I have identified the situations that inspire anger to arise in me. I am a creature of habit and do not handle disruptions in my daily schedule (especially at work) well at all. My anxiety immediately kicks in, my chest gets tight, breathing gets rapid, and I can’t think clearly. I begin to panic. Feeling out of control and unsure of the future is awful.
People not responding or acting the way I think they should makes me feel disrespected or taken advantage of. It lowers my self-esteem and compromises my sense of worth. It makes me question our relationship, what I think I know about them, and, consequently, what I think I know about myself.
Feeling impotent is another of my triggers. Often when I’m in an argument I will get so frustrated and emotional that I cannot gather my thoughts and form responses. As a result, my frustration greatly intensifies my anger and overdramatizes the situation. I then make myself even more miserable by later imagining conversations with those people and things I should have said or done differently.
Anger disguises deeper, more specific, less comfortable emotions. Anger is usually directed outward and so allows the angry person to avoid self-reflection and the processing of trauma, confronting of unhealthful coping mechanisms, and acknowledgement of personal weaknesses.
Ultimately, anger isn’t the problem. Nor is it organic or healthy, the way primary emotions are at pinpointing what is wrong and what we need to focus on fixing to live a happy, healthy existence. It’s an unhealthful coping mechanism used as a way of avoiding acknowledging what actually is the problem — in my case, my lack of self-love, my need to always be in control, and my fear of making mistakes. Anger, when handled correctly, is a catalyst for introspection. The most enlightened and brave of us are those people who are able to use the anger, look past it, and ask of ourselves the honesty, effort, and vulnerability that is required for transformative inner work.
It’s amazing the immediate release I feel when I make my anger trigger deeper introspection instead of just more blind rage. It feels like such a triumph to pinpoint the emotion my anger is concealing and calmly confront myself with the knowledge that there’s more going on than me just being angry. And, weirdly, considering those deeper emotions and their origins usually makes me feel calmer. It’s as though my inner self is telling me I need to do the hard work of learning to become self-aware before I can ever find peace or contentment.

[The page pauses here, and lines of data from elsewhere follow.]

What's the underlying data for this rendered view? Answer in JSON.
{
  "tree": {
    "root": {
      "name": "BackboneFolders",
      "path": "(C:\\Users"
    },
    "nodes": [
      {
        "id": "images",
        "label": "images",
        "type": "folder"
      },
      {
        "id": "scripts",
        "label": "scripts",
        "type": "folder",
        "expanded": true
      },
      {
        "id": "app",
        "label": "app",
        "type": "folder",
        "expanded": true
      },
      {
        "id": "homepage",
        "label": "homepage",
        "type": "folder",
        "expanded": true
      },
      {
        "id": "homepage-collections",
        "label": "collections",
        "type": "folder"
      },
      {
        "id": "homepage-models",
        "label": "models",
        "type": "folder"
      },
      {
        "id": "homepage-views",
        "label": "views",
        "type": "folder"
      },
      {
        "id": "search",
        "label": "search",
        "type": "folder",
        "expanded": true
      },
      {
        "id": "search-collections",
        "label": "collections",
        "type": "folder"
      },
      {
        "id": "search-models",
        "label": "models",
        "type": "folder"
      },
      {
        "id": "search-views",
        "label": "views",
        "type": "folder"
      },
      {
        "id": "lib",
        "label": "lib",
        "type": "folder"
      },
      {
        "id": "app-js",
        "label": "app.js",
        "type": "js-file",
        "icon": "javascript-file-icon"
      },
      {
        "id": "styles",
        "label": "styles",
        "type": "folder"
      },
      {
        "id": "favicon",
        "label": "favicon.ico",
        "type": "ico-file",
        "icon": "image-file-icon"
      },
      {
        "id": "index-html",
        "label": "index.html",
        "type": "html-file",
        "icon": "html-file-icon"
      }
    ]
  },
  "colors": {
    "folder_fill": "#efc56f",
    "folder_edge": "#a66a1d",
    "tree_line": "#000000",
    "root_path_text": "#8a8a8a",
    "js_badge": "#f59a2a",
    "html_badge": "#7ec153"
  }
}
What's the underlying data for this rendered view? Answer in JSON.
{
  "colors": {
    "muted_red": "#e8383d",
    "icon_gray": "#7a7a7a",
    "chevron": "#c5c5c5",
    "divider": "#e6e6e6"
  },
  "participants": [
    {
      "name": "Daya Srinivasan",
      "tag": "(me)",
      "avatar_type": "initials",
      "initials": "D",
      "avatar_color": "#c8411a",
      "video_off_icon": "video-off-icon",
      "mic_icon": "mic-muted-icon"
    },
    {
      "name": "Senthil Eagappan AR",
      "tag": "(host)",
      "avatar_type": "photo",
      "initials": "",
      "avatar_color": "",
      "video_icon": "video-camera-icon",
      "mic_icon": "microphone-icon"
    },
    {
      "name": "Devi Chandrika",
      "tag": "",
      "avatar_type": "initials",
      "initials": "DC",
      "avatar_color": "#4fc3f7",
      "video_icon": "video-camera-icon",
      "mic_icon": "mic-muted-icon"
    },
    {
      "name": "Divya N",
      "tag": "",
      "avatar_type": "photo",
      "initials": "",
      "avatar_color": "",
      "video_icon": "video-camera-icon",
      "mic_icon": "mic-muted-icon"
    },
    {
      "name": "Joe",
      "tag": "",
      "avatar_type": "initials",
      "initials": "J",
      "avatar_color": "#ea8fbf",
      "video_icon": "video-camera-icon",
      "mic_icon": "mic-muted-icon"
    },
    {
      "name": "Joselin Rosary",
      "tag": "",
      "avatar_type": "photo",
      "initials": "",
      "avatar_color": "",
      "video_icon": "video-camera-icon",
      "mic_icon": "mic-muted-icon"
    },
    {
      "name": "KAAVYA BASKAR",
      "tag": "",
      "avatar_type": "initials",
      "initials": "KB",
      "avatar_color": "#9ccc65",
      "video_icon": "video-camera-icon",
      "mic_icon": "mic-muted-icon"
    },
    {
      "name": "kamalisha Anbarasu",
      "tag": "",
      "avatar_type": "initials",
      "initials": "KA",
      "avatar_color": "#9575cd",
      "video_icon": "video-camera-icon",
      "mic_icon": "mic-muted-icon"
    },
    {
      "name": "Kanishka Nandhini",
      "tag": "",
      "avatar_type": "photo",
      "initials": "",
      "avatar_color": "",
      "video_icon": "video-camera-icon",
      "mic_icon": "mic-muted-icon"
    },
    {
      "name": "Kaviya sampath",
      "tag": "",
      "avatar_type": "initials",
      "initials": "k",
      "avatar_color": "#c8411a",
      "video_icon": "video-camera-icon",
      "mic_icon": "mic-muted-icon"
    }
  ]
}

I notice I often excuse my anger as righteous. If I am angry about an injustice, I feel justified in allowing myself the anger. However, anger itself is not helpful. Logical thinking, planning, and knowledge are more helpful to foster positive change than pure anger. Anger is disempowering, chaotic, and counterproductive, while self-awareness is empowering, peace-inducing, and change-making.